EXERCISE DIRECTIONS: Check each line of the material that follows, and copy those holding the string "display".

MATERIAL FOR THIS EXERCISE:
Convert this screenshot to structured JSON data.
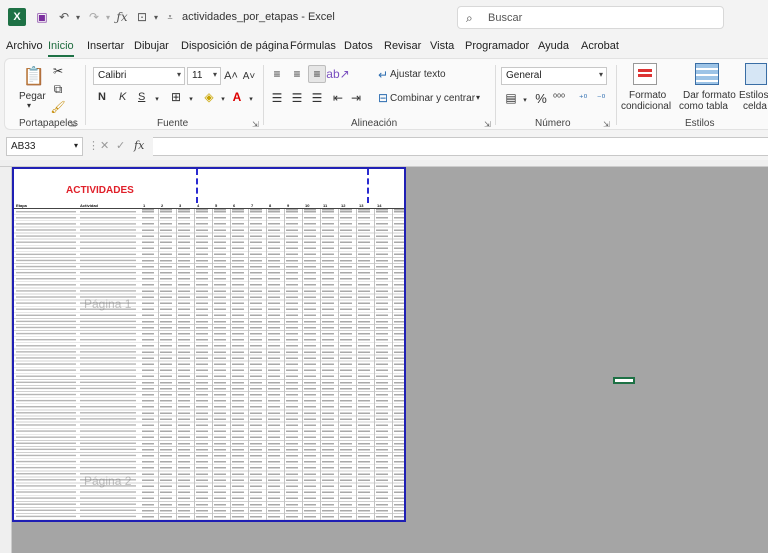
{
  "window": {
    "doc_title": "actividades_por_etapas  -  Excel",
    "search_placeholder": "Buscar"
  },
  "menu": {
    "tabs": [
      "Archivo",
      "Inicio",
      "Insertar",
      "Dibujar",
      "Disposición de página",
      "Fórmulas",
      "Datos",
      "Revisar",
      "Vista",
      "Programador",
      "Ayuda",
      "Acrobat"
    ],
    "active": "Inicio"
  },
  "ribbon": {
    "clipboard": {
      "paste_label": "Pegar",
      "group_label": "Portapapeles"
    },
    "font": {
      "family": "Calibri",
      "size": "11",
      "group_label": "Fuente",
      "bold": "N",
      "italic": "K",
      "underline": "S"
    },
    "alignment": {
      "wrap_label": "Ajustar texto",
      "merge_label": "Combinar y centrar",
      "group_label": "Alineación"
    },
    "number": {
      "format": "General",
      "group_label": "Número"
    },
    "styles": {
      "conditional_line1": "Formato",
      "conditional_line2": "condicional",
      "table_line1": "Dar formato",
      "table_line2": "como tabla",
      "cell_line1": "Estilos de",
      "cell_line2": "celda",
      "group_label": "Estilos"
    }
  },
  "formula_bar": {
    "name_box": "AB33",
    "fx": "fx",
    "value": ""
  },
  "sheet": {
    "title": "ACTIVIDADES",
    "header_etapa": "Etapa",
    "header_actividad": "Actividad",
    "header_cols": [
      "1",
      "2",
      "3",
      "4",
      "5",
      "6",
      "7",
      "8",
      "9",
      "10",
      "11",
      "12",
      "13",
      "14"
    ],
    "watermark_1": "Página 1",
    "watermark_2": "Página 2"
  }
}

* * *

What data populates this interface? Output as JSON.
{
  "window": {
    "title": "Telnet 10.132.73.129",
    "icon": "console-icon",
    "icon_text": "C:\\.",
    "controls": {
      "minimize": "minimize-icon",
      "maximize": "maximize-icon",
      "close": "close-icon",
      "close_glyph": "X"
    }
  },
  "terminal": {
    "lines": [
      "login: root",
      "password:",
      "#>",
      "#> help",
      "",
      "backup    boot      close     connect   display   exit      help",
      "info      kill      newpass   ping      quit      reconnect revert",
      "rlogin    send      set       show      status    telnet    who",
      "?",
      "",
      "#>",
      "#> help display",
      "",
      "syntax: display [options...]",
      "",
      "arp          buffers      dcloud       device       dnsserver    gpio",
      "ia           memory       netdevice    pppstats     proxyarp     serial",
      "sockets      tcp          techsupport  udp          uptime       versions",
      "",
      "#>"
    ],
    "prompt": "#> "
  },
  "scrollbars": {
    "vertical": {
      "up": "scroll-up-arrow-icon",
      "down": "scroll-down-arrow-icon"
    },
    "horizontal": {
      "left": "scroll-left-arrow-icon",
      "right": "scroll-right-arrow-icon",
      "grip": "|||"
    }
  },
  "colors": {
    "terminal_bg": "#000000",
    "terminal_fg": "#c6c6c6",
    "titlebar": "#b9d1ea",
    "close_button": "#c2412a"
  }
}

RESULT FOR THIS EXERCISE:
      "backup    boot      close     connect   display   exit      help",
      "#> help display",
      "syntax: display [options...]",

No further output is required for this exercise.